All entries below are to be returned exactly, with pictures left out.
[[ Records for the exercise open ]]
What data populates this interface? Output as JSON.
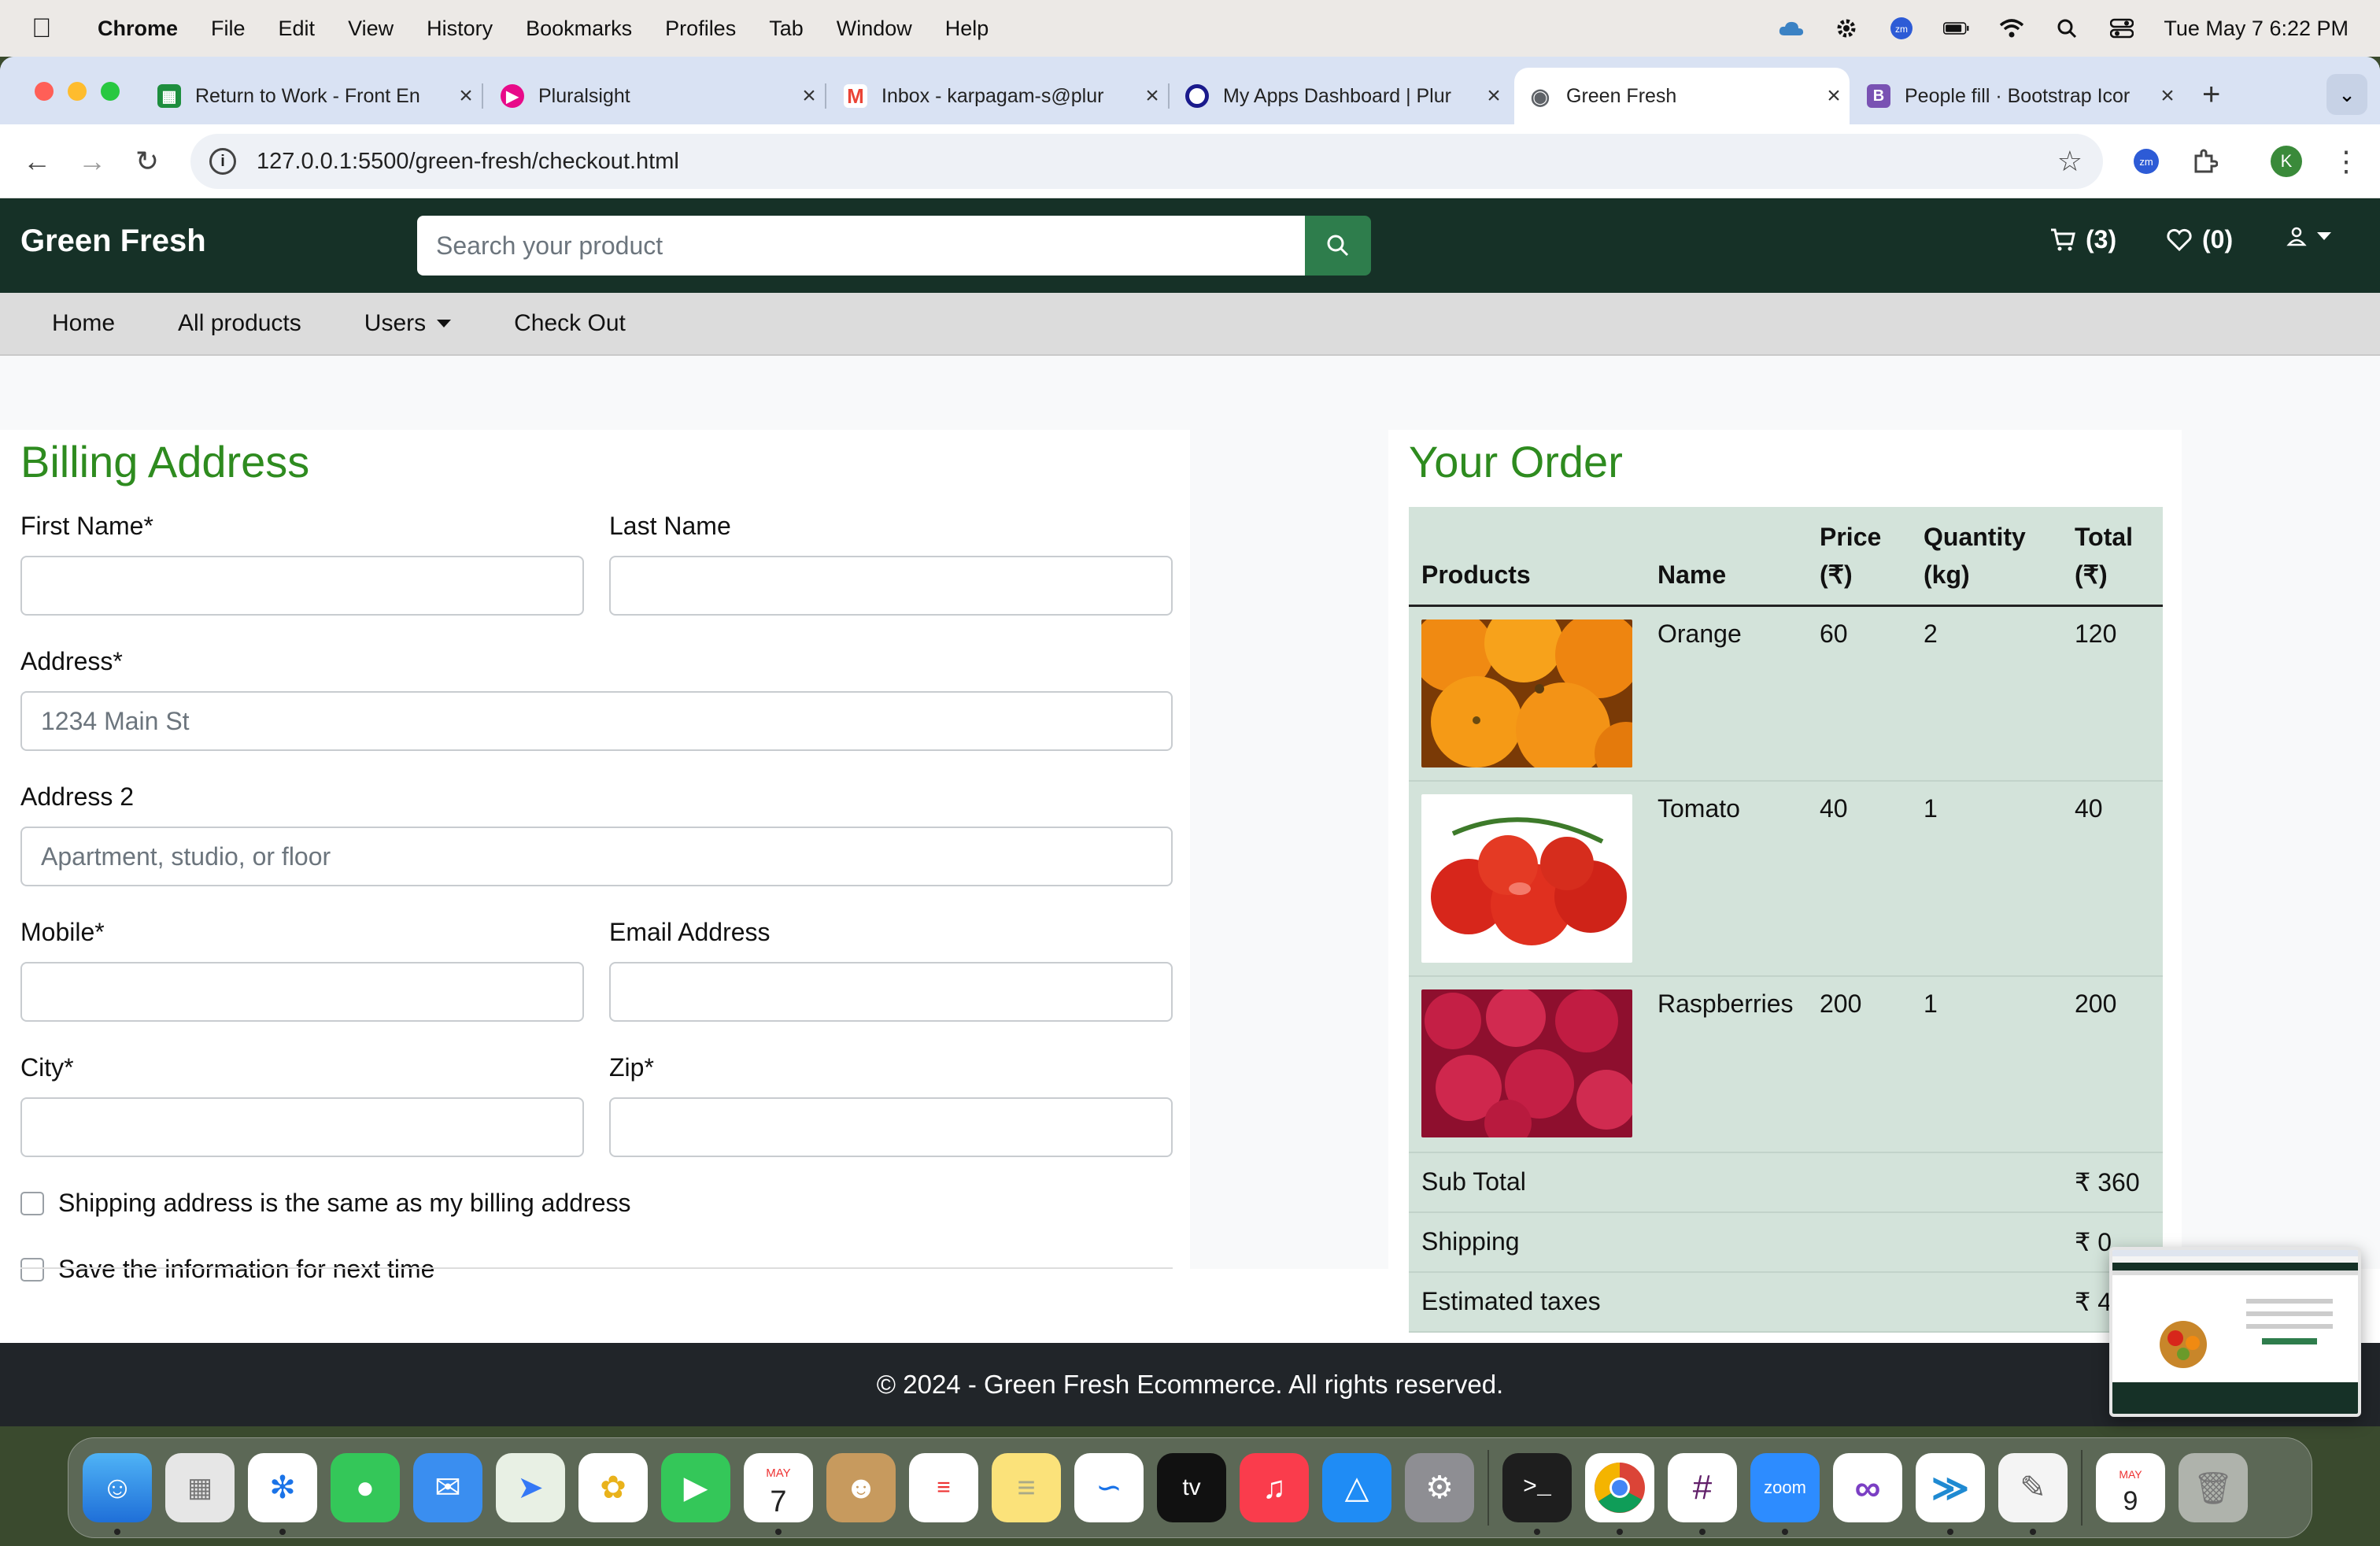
{
  "menubar": {
    "app": "Chrome",
    "items": [
      "File",
      "Edit",
      "View",
      "History",
      "Bookmarks",
      "Profiles",
      "Tab",
      "Window",
      "Help"
    ],
    "clock": "Tue May 7  6:22 PM"
  },
  "browser": {
    "tabs": [
      {
        "label": "Return to Work - Front En",
        "icon": "sheets-icon",
        "color": "#1e8e3e"
      },
      {
        "label": "Pluralsight",
        "icon": "pluralsight-icon",
        "color": "#e80a89"
      },
      {
        "label": "Inbox - karpagam-s@plur",
        "icon": "gmail-icon",
        "color": "#ea4335"
      },
      {
        "label": "My Apps Dashboard | Plur",
        "icon": "okta-icon",
        "color": "#1a1a8c"
      },
      {
        "label": "Green Fresh",
        "icon": "globe-icon",
        "color": "#5f6368"
      },
      {
        "label": "People fill · Bootstrap Icor",
        "icon": "bootstrap-icon",
        "color": "#7952b3"
      }
    ],
    "url": "127.0.0.1:5500/green-fresh/checkout.html",
    "profile_initial": "K"
  },
  "site": {
    "brand": "Green Fresh",
    "search_placeholder": "Search your product",
    "cart_count": "(3)",
    "wishlist_count": "(0)",
    "nav": [
      "Home",
      "All products",
      "Users",
      "Check Out"
    ],
    "billing": {
      "title": "Billing Address",
      "first_name_label": "First Name*",
      "last_name_label": "Last Name",
      "address_label": "Address*",
      "address_placeholder": "1234 Main St",
      "address2_label": "Address 2",
      "address2_placeholder": "Apartment, studio, or floor",
      "mobile_label": "Mobile*",
      "email_label": "Email Address",
      "city_label": "City*",
      "zip_label": "Zip*",
      "same_address_label": "Shipping address is the same as my billing address",
      "save_info_label": "Save the information for next time"
    },
    "order": {
      "title": "Your Order",
      "headers": [
        "Products",
        "Name",
        "Price (₹)",
        "Quantity (kg)",
        "Total (₹)"
      ],
      "items": [
        {
          "name": "Orange",
          "price": "60",
          "qty": "2",
          "total": "120"
        },
        {
          "name": "Tomato",
          "price": "40",
          "qty": "1",
          "total": "40"
        },
        {
          "name": "Raspberries",
          "price": "200",
          "qty": "1",
          "total": "200"
        }
      ],
      "summary": [
        {
          "label": "Sub Total",
          "value": "₹ 360"
        },
        {
          "label": "Shipping",
          "value": "₹ 0"
        },
        {
          "label": "Estimated taxes",
          "value": "₹ 4"
        }
      ]
    },
    "footer": "© 2024 - Green Fresh Ecommerce. All rights reserved."
  },
  "dock": {
    "calendar_month": "MAY",
    "calendar_day": "7",
    "calendar2_day": "9",
    "zoom_label": "zoom",
    "tv_label": "tv"
  },
  "colors": {
    "header": "#163127",
    "accent_green": "#2e8b1f",
    "table_bg": "#d3e3da",
    "footer": "#212529"
  }
}
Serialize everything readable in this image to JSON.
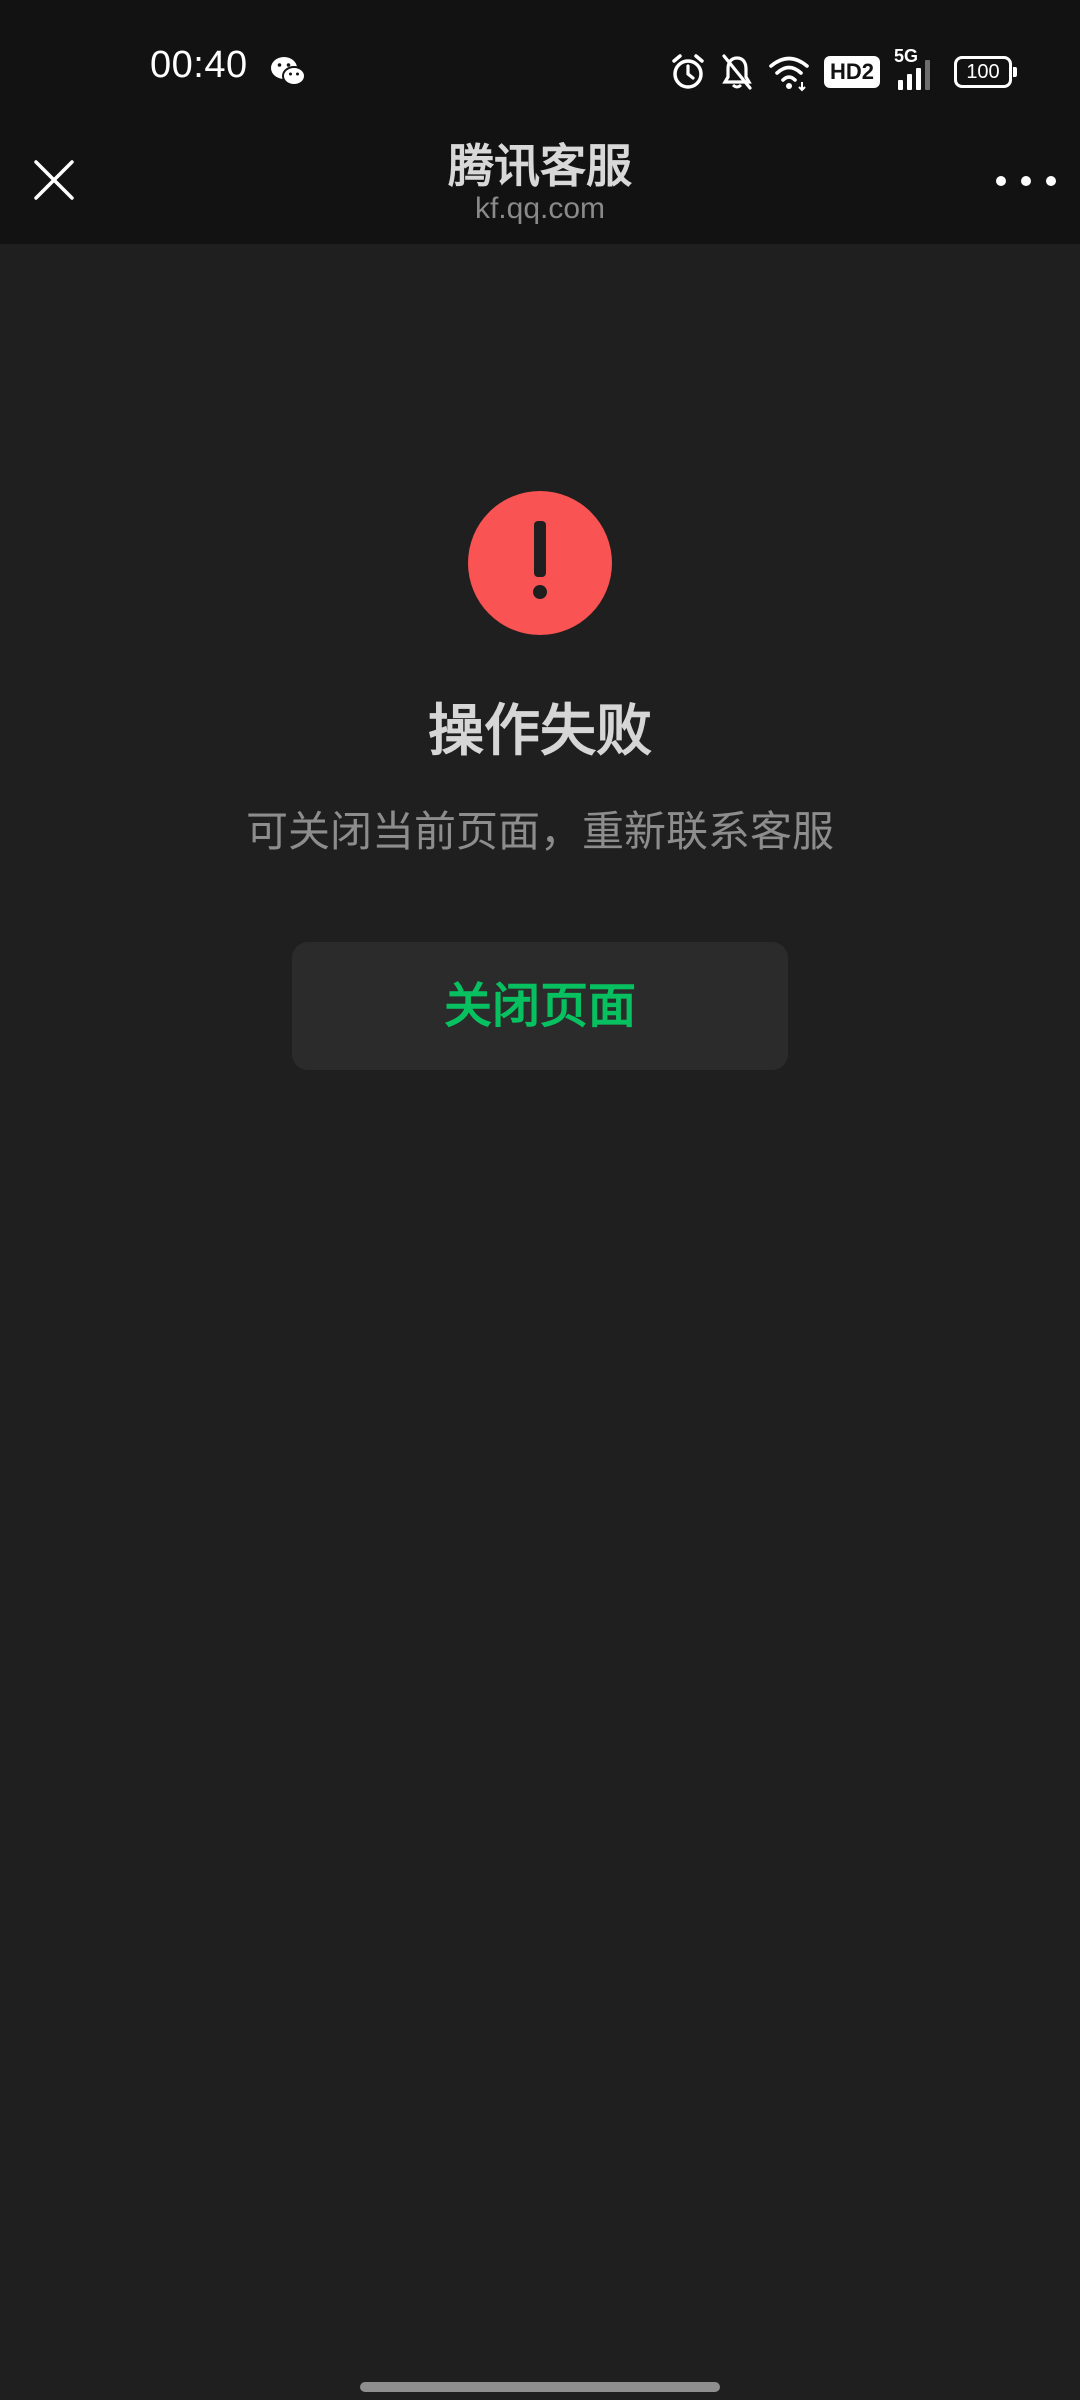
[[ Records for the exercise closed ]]
◆ Your response:
What data populates this interface? Output as JSON.
{
  "menubar": {
    "app": "Chrome",
    "items": [
      "File",
      "Edit",
      "View",
      "History",
      "Bookmarks",
      "Profiles",
      "Tab",
      "Window",
      "Help"
    ],
    "clock": "Tue May 7  6:22 PM"
  },
  "browser": {
    "tabs": [
      {
        "label": "Return to Work - Front En",
        "icon": "sheets-icon",
        "color": "#1e8e3e"
      },
      {
        "label": "Pluralsight",
        "icon": "pluralsight-icon",
        "color": "#e80a89"
      },
      {
        "label": "Inbox - karpagam-s@plur",
        "icon": "gmail-icon",
        "color": "#ea4335"
      },
      {
        "label": "My Apps Dashboard | Plur",
        "icon": "okta-icon",
        "color": "#1a1a8c"
      },
      {
        "label": "Green Fresh",
        "icon": "globe-icon",
        "color": "#5f6368"
      },
      {
        "label": "People fill · Bootstrap Icor",
        "icon": "bootstrap-icon",
        "color": "#7952b3"
      }
    ],
    "url": "127.0.0.1:5500/green-fresh/checkout.html",
    "profile_initial": "K"
  },
  "site": {
    "brand": "Green Fresh",
    "search_placeholder": "Search your product",
    "cart_count": "(3)",
    "wishlist_count": "(0)",
    "nav": [
      "Home",
      "All products",
      "Users",
      "Check Out"
    ],
    "billing": {
      "title": "Billing Address",
      "first_name_label": "First Name*",
      "last_name_label": "Last Name",
      "address_label": "Address*",
      "address_placeholder": "1234 Main St",
      "address2_label": "Address 2",
      "address2_placeholder": "Apartment, studio, or floor",
      "mobile_label": "Mobile*",
      "email_label": "Email Address",
      "city_label": "City*",
      "zip_label": "Zip*",
      "same_address_label": "Shipping address is the same as my billing address",
      "save_info_label": "Save the information for next time"
    },
    "order": {
      "title": "Your Order",
      "headers": [
        "Products",
        "Name",
        "Price (₹)",
        "Quantity (kg)",
        "Total (₹)"
      ],
      "items": [
        {
          "name": "Orange",
          "price": "60",
          "qty": "2",
          "total": "120"
        },
        {
          "name": "Tomato",
          "price": "40",
          "qty": "1",
          "total": "40"
        },
        {
          "name": "Raspberries",
          "price": "200",
          "qty": "1",
          "total": "200"
        }
      ],
      "summary": [
        {
          "label": "Sub Total",
          "value": "₹ 360"
        },
        {
          "label": "Shipping",
          "value": "₹ 0"
        },
        {
          "label": "Estimated taxes",
          "value": "₹ 4"
        }
      ]
    },
    "footer": "© 2024 - Green Fresh Ecommerce. All rights reserved."
  },
  "dock": {
    "calendar_month": "MAY",
    "calendar_day": "7",
    "calendar2_day": "9",
    "zoom_label": "zoom",
    "tv_label": "tv"
  },
  "colors": {
    "header": "#163127",
    "accent_green": "#2e8b1f",
    "table_bg": "#d3e3da",
    "footer": "#212529"
  }
}
Serialize everything readable in this image to JSON.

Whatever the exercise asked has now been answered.